Received: 29 September 2020; Accepted: 02 December 2020;
Published: 18 December 2020.

Edited by:

Herve Kempf, UMR7365 Ingénierie Moléculaire et Physiopathologie Articulaire (IMOPA), France

Reviewed by:

Frédéric Mallein-Gerin, CNRS UMR 5305, France
Frederic Cailotto, UMR7365 Ingénierie Moléculaire et Physiopathologie Articulaire (IMOPA), France

Copyright © 2020 Ehirchiou, Bernabei, Chobaz, Castelblanco, Hügle, So, Zhang, Busso and Nasi. This is an open-access article distributed under the terms of the Creative Commons Attribution License (CC BY). The use, distribution or reproduction in other forums is permitted, provided the original author(s) and the copyright owner(s) are credited and that the original publication in this journal is cited, in accordance with accepted academic practice. No use, distribution or reproduction is permitted which does not comply with these terms.

*Correspondence: Nathalie Busso,

These authors have contributed equally to this work and share first authorship

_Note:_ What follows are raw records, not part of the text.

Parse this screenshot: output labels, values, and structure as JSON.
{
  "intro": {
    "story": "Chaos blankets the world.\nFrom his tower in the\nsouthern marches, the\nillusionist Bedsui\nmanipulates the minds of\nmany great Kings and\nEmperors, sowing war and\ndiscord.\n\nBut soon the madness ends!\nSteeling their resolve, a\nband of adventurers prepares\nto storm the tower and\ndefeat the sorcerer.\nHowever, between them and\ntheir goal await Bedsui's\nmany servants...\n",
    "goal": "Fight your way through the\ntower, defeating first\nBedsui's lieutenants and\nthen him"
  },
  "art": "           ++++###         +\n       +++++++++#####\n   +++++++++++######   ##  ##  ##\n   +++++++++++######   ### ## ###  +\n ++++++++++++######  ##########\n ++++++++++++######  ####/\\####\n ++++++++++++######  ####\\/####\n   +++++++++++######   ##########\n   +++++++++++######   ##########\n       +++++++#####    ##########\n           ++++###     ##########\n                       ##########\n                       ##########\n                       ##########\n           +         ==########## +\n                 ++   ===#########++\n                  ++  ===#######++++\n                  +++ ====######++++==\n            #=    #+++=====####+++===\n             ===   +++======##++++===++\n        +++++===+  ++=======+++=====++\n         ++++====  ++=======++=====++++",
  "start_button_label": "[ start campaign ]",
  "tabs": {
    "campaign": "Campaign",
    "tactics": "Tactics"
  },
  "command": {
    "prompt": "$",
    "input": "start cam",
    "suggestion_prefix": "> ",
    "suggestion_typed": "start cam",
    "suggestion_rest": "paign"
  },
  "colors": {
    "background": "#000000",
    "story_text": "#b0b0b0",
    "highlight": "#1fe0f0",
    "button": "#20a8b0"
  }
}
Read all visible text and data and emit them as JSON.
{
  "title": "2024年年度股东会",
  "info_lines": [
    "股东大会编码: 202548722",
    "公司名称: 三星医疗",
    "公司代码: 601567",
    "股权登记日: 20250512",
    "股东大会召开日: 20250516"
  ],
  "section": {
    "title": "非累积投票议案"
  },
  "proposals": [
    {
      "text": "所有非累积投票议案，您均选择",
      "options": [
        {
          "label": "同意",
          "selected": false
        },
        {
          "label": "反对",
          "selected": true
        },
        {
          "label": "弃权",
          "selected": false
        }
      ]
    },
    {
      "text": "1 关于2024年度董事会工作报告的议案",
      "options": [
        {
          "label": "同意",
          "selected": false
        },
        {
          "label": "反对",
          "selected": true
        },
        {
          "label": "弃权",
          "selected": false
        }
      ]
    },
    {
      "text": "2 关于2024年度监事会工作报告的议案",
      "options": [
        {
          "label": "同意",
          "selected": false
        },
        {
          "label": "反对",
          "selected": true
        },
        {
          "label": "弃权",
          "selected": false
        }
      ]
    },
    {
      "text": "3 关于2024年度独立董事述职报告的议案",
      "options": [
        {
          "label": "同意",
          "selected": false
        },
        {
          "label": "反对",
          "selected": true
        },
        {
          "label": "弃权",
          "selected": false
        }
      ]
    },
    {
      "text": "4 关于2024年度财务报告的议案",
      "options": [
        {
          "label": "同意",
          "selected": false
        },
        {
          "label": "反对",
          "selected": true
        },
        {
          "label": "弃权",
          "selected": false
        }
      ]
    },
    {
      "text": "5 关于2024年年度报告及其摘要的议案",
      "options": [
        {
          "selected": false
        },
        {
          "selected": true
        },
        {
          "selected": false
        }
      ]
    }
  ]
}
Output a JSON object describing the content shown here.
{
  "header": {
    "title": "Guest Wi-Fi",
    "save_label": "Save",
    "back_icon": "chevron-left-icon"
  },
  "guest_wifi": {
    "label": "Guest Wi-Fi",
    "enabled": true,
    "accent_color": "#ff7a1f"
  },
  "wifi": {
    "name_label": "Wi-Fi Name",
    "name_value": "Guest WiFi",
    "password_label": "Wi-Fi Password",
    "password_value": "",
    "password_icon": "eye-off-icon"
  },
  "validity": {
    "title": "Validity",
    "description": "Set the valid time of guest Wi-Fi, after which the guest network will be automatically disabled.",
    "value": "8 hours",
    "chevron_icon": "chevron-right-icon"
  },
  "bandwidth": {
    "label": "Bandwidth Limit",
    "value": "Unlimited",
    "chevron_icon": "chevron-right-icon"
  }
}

Present address: Mariela Castelblanco, Department of Biomedical Sciences, Centre Hospitalier Universitaire Vaudois, University of Lausanne, Lausanne, Switzerland